"Two thirds of natural disasters come from climate change," French Foreign Minister Laurent Fabius told AFP ahead of his attendance in the conference.
Fabius is president of the COP 21 conference on climate change, which will be held in Paris in December.
"A success in Sendai may prefigure that of Paris," he said, adding that he wants to draw up a scheme in which all territories and vulnerable populations have a disaster early warning system.
In a conference speech, Fabius said more than 70 countries were identified as particularly vulnerable and exposed to "extreme weather events"—typhoons, torrential rain, storms and sand or snow.
Rich countries are not "immune" to impact of climate change, he said "but the most exposed countries are the poorest".
African and several small Pacific island nations attending the conference echoed his remarks.
"I know to the rest of the world the map looks pretty empty on this Pacific chain... but to all of us, it is just as much as our homeland as any continent on earth," said Micronesia's President Emmanuel Mori.
The conference is being held in the northeastern city of Sendai, days after Japan marked the fourth anniversary of a 9.0-magnitude earthquake.

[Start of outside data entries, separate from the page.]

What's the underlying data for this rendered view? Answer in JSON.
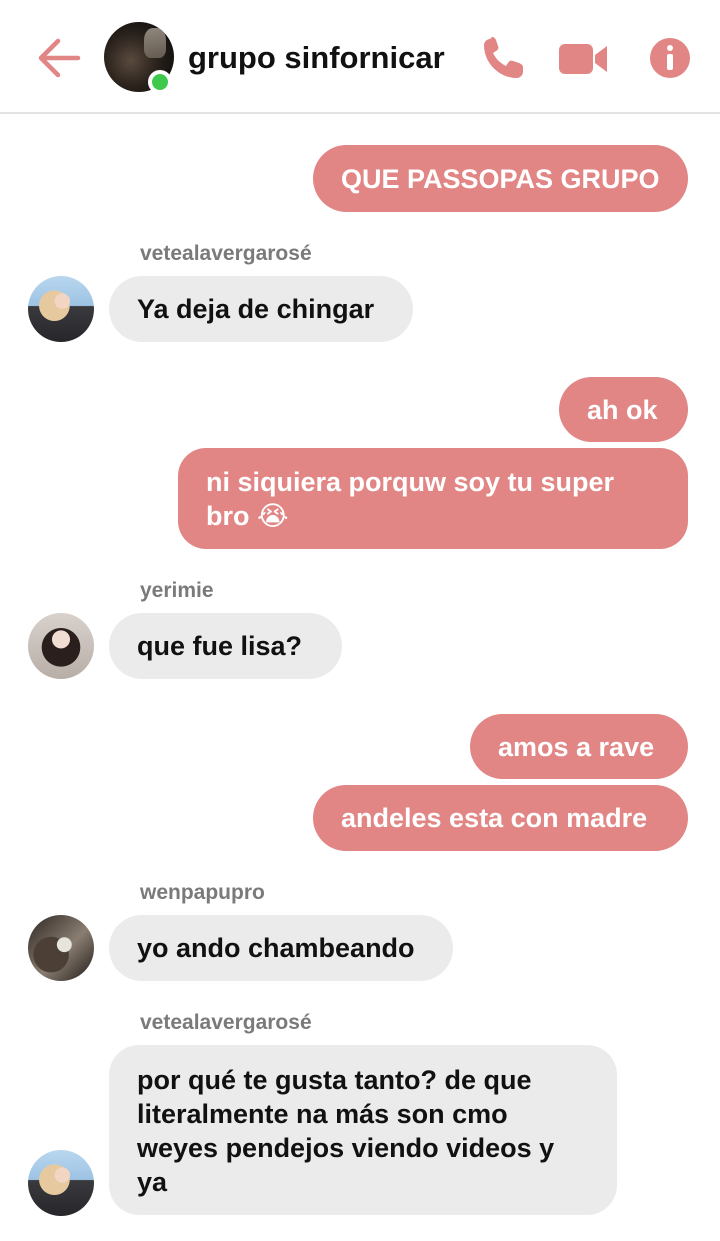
{
  "header": {
    "title": "grupo sinfornicar",
    "online": true,
    "icons": {
      "back": "arrow-left-icon",
      "call": "phone-icon",
      "video": "video-camera-icon",
      "info": "info-icon"
    }
  },
  "colors": {
    "accent": "#e28585",
    "incoming_bubble": "#ebebeb",
    "online": "#3fc94c"
  },
  "messages": [
    {
      "direction": "out",
      "text": "QUE PASSOPAS GRUPO"
    },
    {
      "direction": "in",
      "sender": "vetealavergarosé",
      "text": "Ya deja de chingar"
    },
    {
      "direction": "out",
      "text": "ah ok"
    },
    {
      "direction": "out",
      "text": "ni siquiera porquw soy tu super bro 😭"
    },
    {
      "direction": "in",
      "sender": "yerimie",
      "text": "que fue lisa?"
    },
    {
      "direction": "out",
      "text": "amos a rave"
    },
    {
      "direction": "out",
      "text": "andeles esta con madre"
    },
    {
      "direction": "in",
      "sender": "wenpapupro",
      "text": "yo ando chambeando"
    },
    {
      "direction": "in",
      "sender": "vetealavergarosé",
      "text": "por qué te gusta tanto? de que literalmente na más son cmo weyes pendejos viendo videos y ya"
    }
  ]
}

The undersea quake on 11 March 2011 triggered a tsunami that killed around 19,000 people, and a nuclear disaster.
'Build back better'
"Since taking office, I have been visiting the disaster-hit areas almost every month," Japanese Prime Minister Shinzo Abe said.
"Many residents told me that they want to build a disaster-proof society, to make the hometowns even better than ones before the earthquake" in 2011, he said.
"Starting from this earnest wishes, Japan is working on the reconstruction based on the idea of 'build back better,'" he said.
Abe also pledged $4 billion in foreign aid in the four years to 2018 for disaster prevention, including infrastructure-building, weather satellites and education of 40,000 community leaders.
With hundreds of NGOs and interest groups also involved, organisers are expecting around 40,000 people in Sendai, offering a potential $200 million windfall to the region, including from associated tourism.
On Friday, World Bank President Jim Yong Kim stressed the importance of finding ways to finance hugely expensive programmes.
"2015 is probably the most important year for global development in a very long time," he told reporters in Tokyo, referring to new poverty reduction goals and the COP 21 meeting.
"One of the things we're trying to do (in Sendai) is to really broaden our sense of all the resources available, to tackle what's going to be a huge new agenda" that could cost trillions of dollars, he said.
© 2015 AFP